Did you know September is officially National Self-Improvement Month? This makes it a good time to ditch the junk food, join a book club—and stay informed about the current events that could affect your finances this fall.
Luckily, we’re here to help you out with that last goal. The past 30 days have been chock-full of money news, from skyrocketing stocks to just-released government statistics on the price of parenting.
If you missed some of those headlines, fear not—we’ll get you caught up in no time. So read on to help boost your current events IQ, which is one of the most important self-improvements you can possibly make this month!
News flash #1: When Yellen talks, everyone listens.
The Federal Reserve’s August conference for economists and central bank officials in Jackson Hole, Wyo., was an eagerly anticipated event, given that many market watchers were waiting with bated breath to get clarity from the Fed on where the U.S. economy may be headed.
Fed Chair Janet Yellen delivered some cautious optimism: Yes, the U.S. unemployment rate is falling, and the job market has generally improved since last year—but wages are growing slowly, and there’s still a decent percentage of people who can’t find full-time work.
Translation? The economy still isn’t strong enough for the Fed to start raising short-term interest rates, which have hovered near zero since 2008.
Some critics warn that if the Fed doesn’t raise rates soon, inflation could set in. Many economists have predicted that rates could go up in the summer of 2015, but Yellen gave no further details on timing. The bottom line: The Fed is either still in wait-and-see mode, or keeping their interest rate plans under wraps for now.
News flash #2: Boom or bust? What really could be in the future for the stock market?
First, the good news: U.S. stocks have been in a bull market for more than five years. Now the bad: We’ve been riding the bull for so long, it may almost be time for us to get bucked off.
At least that’s what some well-known financial minds predict. Yale economics professor Robert Shiller, for instance, says current stock valuations are at “worrisome” levels, based on a metric he helped develop that compares stock prices with corporate profits. The last time his stock-market measures reached such high levels, major market drops soon followed.
Meanwhile, Carl Icahn, founder of Icahn Capital Management and one of the country’s most revered investors, believes America is in a “dangerous financial situation” because of the combination of Fed policy, unemployment and income inequality. And ex–Treasury Secretary Robert Rubin and Harvard professor Martin Feldstein believe the trickle-down effect of low interest rates could prompt a financial crisis.

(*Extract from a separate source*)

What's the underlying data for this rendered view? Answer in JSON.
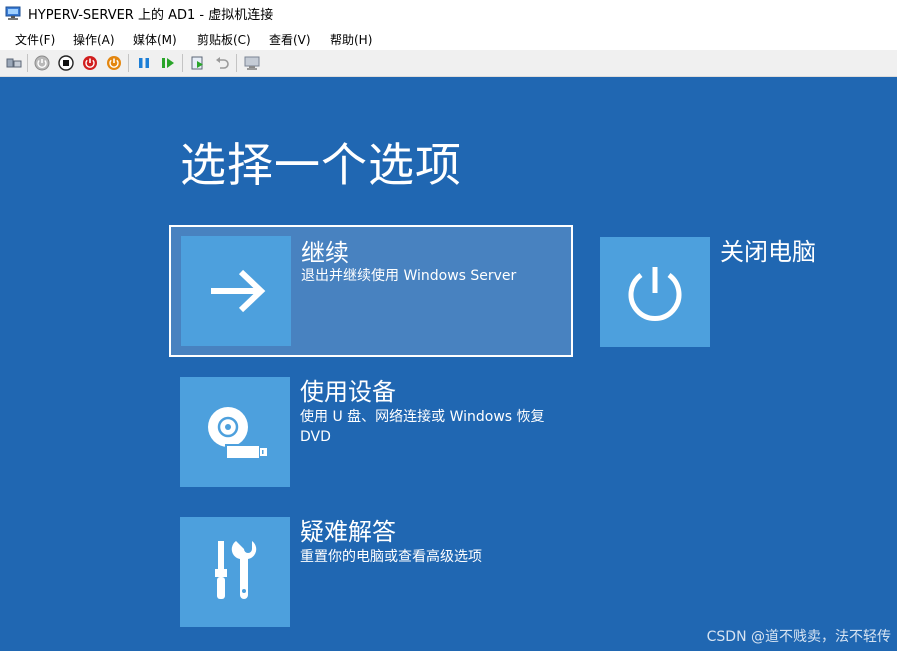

Doesn’t look like Wall Street has been listening to the naysayers, however. The S&P 500 surpassed the record-setting 2,000 mark in August. Which bodes the question: If we’re in a bubble, when will it burst?
News flash #3: The global economy is going gray.
This isn’t an issue some good hair dye can fix. The world’s senior population will boom over the next few decades, which may have big implications for economic growth.
Right now, just three countries—Germany, Italy and Japan—are “super aged,” meaning more than a fifth of their population is over 65. But a new report by Moody’s Investors Service predicts that a whopping 13 countries will meet that standard by 2020, and 34 will hit the mark by 2030, including the United States.
So what’s the big deal? Well, older citizens means fewer people in the workforce, as well as a lower savings rate—both of which can conspire to stunt economic growth. In fact, Moody’s predicts global growth could slow by one percentage point over the next decade.
Policy reform and efforts such as raising the retirement age, investing in technology that boosts worker productivity, and encouraging certain segments of the population (like stay-at-home moms) to return to the workforce could help the situation. But the bottom line is we’re all in for a big demographic shift that could put a drag on the economy if we remain unprepared.
New findings reveal that's the average amount you'll have to shell out to raise a child born in 2013 through the kid's 18th birthday—and, no, that doesn't include the cost of college.
Of course, the price tag varies depending on where you live. Families in the urban Northeast spend the most at $282,480, while those based in the South pay closer to $230,000.
To get a more accurate estimate of what your new addition could cost you, run the numbers on this calculator from the U.S. Department of Agriculture.
Last but not least, here are some newsy money stats you can pull out to impress fellow guests at that next cocktail party:
- According to an analysis by Neil Irwin of The New York Times, the purchasing power of the average American family has dropped 3.1% since 2009. Given this, it should come as no surprise that 76% of adults doubt their children will be financially better off than they are.
- A new survey of 401(k) participants, by Charles Schwab, finds that one third of Americans spend less than an hour researching retirement savings plans—yet more than half devote more than four hours to debating which new car to purchase.
- Did you work your butt off this summer while your co-workers took full advantage of summer Fridays? Well, you may be in for a sweet bonus: New research finds that companies are devoting 12.7% of their payroll to performance-based pay in order to reward their superstars.
LearnVest Planning Services is a registered investment adviser and subsidiary of LearnVest, Inc., that provides financial plans for its clients. Information shown is for illustrative purposes only and is not intended as investment, legal or tax planning advice. Please consult a financial adviser, attorney or tax specialist for advice specific to your financial situation. Unless specifically identified as such, the people interviewed in this piece are neither clients, employees nor affiliates of LearnVest Planning Services, and the views expressed are their own. LearnVest Planning Services and any third parties listed in this message are separate and unaffiliated and are not responsible for each other’s products, services or policies.